Spot each line in the data below containing "files" and copy it.

[Website and app data records]

⁂

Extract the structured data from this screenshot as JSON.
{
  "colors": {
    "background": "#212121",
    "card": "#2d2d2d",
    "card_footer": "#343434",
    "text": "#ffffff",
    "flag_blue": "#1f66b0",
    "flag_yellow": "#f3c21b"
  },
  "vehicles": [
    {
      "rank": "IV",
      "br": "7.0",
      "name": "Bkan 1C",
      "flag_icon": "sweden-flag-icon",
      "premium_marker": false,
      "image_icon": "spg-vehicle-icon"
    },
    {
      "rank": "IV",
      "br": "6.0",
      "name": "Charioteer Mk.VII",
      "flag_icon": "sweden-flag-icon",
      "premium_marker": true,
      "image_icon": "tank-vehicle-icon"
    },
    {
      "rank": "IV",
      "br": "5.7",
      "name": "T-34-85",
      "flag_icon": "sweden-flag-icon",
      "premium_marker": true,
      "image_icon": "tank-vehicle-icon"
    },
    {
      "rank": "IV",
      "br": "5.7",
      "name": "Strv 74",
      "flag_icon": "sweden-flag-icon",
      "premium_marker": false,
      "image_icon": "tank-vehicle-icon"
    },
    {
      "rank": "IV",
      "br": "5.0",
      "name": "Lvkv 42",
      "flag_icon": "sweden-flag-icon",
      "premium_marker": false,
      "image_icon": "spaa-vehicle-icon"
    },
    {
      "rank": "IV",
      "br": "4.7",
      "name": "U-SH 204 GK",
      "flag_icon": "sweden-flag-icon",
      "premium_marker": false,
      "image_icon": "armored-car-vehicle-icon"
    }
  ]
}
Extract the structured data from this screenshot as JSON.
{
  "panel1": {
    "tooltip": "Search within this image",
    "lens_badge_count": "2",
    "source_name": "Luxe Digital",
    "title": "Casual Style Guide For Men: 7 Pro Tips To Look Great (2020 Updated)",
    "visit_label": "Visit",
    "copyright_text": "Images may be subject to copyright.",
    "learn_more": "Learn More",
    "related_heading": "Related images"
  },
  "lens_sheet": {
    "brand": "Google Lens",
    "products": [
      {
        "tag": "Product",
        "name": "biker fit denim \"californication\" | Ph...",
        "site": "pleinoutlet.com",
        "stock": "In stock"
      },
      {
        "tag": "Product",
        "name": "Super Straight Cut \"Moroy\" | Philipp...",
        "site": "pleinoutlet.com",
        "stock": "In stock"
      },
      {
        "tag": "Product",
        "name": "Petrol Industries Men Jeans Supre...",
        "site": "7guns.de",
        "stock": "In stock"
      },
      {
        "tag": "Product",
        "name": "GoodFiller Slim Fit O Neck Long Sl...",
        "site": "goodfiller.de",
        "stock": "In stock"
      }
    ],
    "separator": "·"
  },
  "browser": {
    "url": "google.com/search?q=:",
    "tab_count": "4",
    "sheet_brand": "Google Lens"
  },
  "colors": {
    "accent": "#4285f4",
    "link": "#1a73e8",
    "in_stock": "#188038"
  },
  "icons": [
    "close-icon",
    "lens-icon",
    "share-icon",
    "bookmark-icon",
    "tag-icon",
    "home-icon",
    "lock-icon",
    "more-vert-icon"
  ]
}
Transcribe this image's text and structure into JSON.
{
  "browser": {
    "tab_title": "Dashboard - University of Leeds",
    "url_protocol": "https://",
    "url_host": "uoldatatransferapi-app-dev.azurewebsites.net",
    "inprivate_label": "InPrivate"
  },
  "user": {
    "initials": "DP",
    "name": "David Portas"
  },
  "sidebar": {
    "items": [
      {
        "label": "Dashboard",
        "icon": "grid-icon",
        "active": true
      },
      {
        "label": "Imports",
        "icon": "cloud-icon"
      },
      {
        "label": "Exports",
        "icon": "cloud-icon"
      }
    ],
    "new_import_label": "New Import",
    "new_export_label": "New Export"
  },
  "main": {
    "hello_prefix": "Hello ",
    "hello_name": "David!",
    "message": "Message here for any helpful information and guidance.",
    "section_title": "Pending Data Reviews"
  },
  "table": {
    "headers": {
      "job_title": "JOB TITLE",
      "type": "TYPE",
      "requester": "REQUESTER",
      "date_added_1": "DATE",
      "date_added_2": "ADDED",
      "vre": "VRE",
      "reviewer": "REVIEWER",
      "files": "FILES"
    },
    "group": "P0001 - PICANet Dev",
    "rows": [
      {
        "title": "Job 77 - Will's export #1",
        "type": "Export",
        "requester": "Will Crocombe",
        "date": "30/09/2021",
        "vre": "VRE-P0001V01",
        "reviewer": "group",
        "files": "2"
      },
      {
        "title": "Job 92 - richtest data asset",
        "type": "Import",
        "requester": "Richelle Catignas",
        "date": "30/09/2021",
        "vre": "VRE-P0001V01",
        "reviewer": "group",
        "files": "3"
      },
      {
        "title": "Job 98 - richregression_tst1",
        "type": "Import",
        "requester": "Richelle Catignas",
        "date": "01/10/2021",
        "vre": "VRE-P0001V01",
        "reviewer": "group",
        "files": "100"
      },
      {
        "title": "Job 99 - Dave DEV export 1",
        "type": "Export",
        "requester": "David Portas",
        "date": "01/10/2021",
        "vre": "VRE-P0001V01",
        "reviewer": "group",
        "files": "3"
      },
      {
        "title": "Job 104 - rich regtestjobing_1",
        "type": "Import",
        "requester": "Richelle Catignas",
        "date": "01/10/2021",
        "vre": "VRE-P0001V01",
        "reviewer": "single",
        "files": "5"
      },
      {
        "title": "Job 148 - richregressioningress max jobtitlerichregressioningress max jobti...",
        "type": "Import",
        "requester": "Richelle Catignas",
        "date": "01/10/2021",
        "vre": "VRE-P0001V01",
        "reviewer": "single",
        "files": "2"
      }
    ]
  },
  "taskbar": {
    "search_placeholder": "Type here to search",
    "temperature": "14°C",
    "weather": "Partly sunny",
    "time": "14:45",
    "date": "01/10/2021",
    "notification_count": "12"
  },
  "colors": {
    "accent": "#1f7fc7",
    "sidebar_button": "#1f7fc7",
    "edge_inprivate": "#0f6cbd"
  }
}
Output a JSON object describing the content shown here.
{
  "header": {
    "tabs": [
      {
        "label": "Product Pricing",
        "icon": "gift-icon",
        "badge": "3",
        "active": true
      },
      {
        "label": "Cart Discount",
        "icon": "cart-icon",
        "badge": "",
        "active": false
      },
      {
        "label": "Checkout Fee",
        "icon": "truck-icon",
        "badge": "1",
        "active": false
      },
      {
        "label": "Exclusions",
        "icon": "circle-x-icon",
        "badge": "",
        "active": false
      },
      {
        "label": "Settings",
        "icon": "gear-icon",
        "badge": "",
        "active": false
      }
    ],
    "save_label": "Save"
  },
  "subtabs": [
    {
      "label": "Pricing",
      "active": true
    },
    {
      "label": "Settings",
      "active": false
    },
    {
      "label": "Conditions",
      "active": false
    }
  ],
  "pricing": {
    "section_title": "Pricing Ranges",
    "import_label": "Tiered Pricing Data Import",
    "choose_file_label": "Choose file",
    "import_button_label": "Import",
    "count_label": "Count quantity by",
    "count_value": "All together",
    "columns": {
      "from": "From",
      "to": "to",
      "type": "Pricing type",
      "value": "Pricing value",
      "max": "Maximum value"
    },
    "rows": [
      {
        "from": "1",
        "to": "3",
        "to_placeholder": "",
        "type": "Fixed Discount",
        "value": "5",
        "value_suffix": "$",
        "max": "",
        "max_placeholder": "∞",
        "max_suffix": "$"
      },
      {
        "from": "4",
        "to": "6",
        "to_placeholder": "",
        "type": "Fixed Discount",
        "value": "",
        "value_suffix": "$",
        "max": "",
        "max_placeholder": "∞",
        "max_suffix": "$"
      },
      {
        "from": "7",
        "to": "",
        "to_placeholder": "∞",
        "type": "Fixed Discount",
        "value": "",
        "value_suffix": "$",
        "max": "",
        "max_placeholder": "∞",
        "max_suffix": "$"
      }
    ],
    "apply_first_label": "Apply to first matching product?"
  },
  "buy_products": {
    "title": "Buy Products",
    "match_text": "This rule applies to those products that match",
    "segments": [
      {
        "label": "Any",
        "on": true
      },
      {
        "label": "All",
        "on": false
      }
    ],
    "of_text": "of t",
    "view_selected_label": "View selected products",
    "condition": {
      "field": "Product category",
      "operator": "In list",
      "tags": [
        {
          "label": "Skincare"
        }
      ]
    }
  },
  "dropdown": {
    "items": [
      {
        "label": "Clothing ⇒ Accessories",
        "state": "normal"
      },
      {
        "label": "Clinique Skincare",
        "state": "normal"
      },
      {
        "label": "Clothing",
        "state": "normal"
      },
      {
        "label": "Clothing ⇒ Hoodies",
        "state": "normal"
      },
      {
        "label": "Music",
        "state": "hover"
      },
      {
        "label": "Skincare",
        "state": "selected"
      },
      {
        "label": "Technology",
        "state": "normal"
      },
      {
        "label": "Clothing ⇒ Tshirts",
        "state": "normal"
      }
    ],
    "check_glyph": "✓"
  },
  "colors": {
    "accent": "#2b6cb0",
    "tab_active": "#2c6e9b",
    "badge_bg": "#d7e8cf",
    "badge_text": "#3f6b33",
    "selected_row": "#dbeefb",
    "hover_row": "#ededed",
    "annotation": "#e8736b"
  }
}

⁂

# [Result of this task]
      "files": "FILES"
        "files": "2"
        "files": "3"
        "files": "100"
        "files": "3"
        "files": "5"
        "files": "2"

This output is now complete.